|Topic:||A New Framework for Data Locality Optimization|
|Date:||Thursday, September 27, 2001|
|Place:||Gould-Simpson, Room 701|
With the growing processor-memory performance gap, understanding and optimizing a program's reference locality, and consequently, its cache performance, is becoming increasingly important. Unfortunately, traditional optimization frameworks rely heavily on static analysis and are ill suited to such cache-level memory system optimizations, which primarily use program profiles. This problem is compounded by the lack of a suitable representation of a program's dynamic data reference behavior. Consequently, current data layout techniques use profile information in a fairly ad hoc manner to guide data placement decisions.
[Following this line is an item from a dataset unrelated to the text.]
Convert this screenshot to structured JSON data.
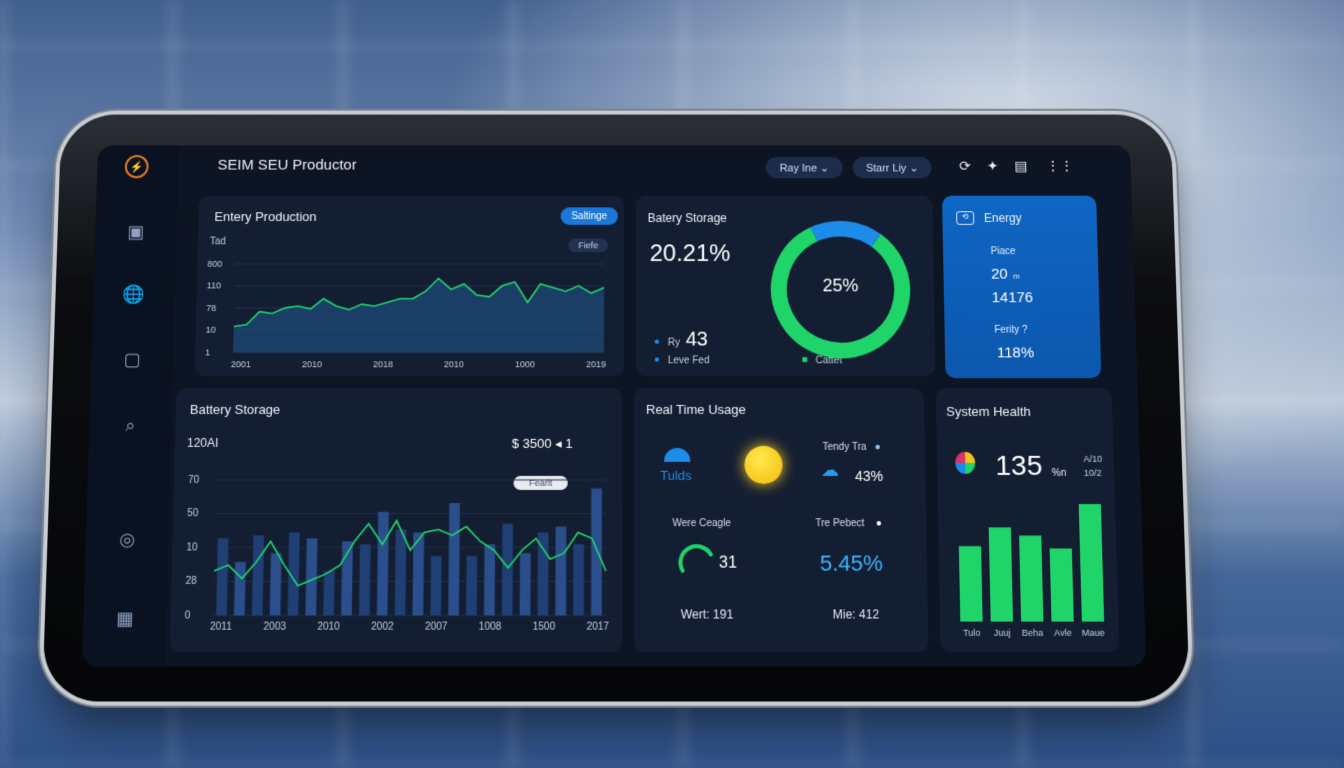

We address these issues by proposing a quantitative basis for understanding and optimizing reference locality, and by describing efficient data reference representations and an exploitable locality abstraction that support this framework. Our data reference representations (Whole Program Streams and Stream Flow Graphs) are compact--two to four orders of magnitude smaller than the programs data reference trace--and permit efficient analysis--on the order of seconds to a few minutes--even for complex applications. Next, we describe a data layout optimization framework that uses our Whole Program Stream representation to replace the current profile-directed approach with an iterative profile-analysis approach, which prototypes and evaluates a transformation before it commits to it. Our framework unifies and strengthens current data layout optimizations and also enables a new style of optimization. The salient feature of our framework is that it relies neither on static analysis, nor uses the profile for merely assisting in tuning a single, hard-coded transformation, as is common in traditional profile-directed optimizations. Instead, the framework uses profile information to explore a broad space of possible optimizations, synthesizing a good one.